Officials from 11 states are siding with North Carolina and Tennessee in their battle with the FCC about limits on muni-broadband networks. The states are asking the 6th Circuit Court of Appeals to vacate a recent FCC order that invalidated limits on muni-broadband in North Carolina and Tennessee.   

Universal Broadband: Whose Responsibility Is It? (Gov Tech) 

Recently the FCC estimated that about half of the residents living in rural America can’t get the advanced broadband service that metropolitan areas take for granted. Some rural residents can’t get any Internet connection at all. And even some city dwellers lack access: Almost a third of L.A. does not have broadband access. 

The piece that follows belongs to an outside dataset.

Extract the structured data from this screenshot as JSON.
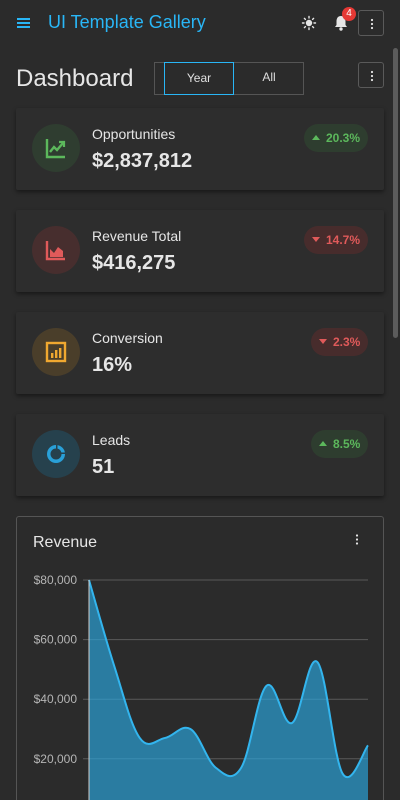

Will Brands Get Behind Peeple, an App Already Being Called a Cyberbully’s Dream? (Ad Week)

There’s been considerable buzz about the mobile app Peeple, which will let you rate other people’s attributes—such as their romantic lives, personal integrity and professionalism—the same way you’d rate the restaurant around the corner. The app goes live in November, and it’s being billed the “Yelp for humans.”   


Verizon is giving a new mission to its controversial hidden identifier that tracks users of mobile devices. Verizon said in a little-noticed announcement that it will soon begin sharing the profiles with AOL’s ad network, which in turn monitors users across a large swath of the Internet.  

Threatening to post sex tape on Facebook is not a crime, court rules (ARS Technica) 

A man handed six years for threatening a local Georgia court clerk that he would post a sex tape of her on Facebook had his conviction overturned by the state’s Supreme Court. The justices ruled that the Facebook postings did not constitute criminality or a “true threat” under the law.